By Ian Ferguson
After more than a year of working to organize an adult literacy program for Blaine, volunteers are offering free, one-on-one tutoring services to adults who wish to improve their reading and writing.
Tutors in the Adult Literacy Program (ALP) are trained to teach basic reading and writing skills and GED test preparation. Another program, English Language Learner (ELL), offers tutoring for adults learning English reading, writing, listening and speaking skills as well as GED preparation.
Tutoring is customized and confidential. Learners meet with their volunteer tutor two times per week at a public location and at a time that fits the learner’s schedule. Anyone interested in becoming a learner can contact ALP coordinator Dan Ruiz at 360/752-8681.
The push to bring an adult literacy program to Blaine was spearheaded by members of the Blaine United Church of Christ (UCC), who were inspired by a nationwide initiative from the UCC to encourage literacy as a justice issue. In 2014, local church members invited Katherine Freimund, executive director of the Whatcom Literacy Council (WLC), to speak to members of the congregation about the need for literacy tutors in the Blaine and Birch Bay community.

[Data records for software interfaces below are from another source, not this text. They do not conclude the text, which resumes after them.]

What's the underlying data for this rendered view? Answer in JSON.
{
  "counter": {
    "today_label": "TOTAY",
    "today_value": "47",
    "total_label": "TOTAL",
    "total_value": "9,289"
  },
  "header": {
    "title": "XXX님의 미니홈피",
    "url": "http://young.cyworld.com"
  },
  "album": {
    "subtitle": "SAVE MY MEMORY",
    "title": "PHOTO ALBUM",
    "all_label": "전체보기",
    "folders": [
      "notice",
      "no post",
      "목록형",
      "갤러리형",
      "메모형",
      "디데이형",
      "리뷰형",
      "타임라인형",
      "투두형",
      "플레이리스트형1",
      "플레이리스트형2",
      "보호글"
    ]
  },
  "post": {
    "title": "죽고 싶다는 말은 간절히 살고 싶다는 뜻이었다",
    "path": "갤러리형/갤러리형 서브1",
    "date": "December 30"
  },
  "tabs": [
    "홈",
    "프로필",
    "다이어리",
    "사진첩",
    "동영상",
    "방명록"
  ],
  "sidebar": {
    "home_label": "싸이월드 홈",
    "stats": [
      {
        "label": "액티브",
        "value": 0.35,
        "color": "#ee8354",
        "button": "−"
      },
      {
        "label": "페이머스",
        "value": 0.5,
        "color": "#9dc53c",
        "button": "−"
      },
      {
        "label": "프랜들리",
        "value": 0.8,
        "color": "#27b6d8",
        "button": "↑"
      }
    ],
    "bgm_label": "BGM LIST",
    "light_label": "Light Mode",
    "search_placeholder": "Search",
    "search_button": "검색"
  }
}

Most Whatcom County tutors are centered in Bellingham, and there is demand for tutors in the rest of the county. According to the WLC, one in six Whatcom County residents are functionally illiterate.
“We are trying to reach out to the functionally illiterate as well as people who didn’t learn English as their first language,” said Carol Choulochas, a tutor and volunteer who helped organize the program. “For non-English speakers, tutoring can help them become more involved in the local community.”
Choulochas, representing Blaine UCC, worked with Summer Ostlund, ELL coordinator at the Whatcom Literacy Council and Debby Farmer, manager of the Blaine branch of Whatcom County Library System, to arrange a training session for tutors at the Blaine library. Choulochas recruited participants from the church and Farmer reached out to the community at large by placing a notice in The Northern Light. Ten local people attended the training session in August to become volunteer literacy tutors.
Choulochas said the tutors are excited and ready to begin teaching, and are looking for learners in the local community.
“It’s an important issue on so many levels,” Choulochas said. “People who learn to read have a better chance of living a productive life. It can make it possible to find a job or get a better job. For older people, reading and writing can enrich your life and allow you to get by more easily.”
According to the U.S. Department of Labor, those who earn a high school diploma or GED earn an average of $10,000 more per year than those who don’t.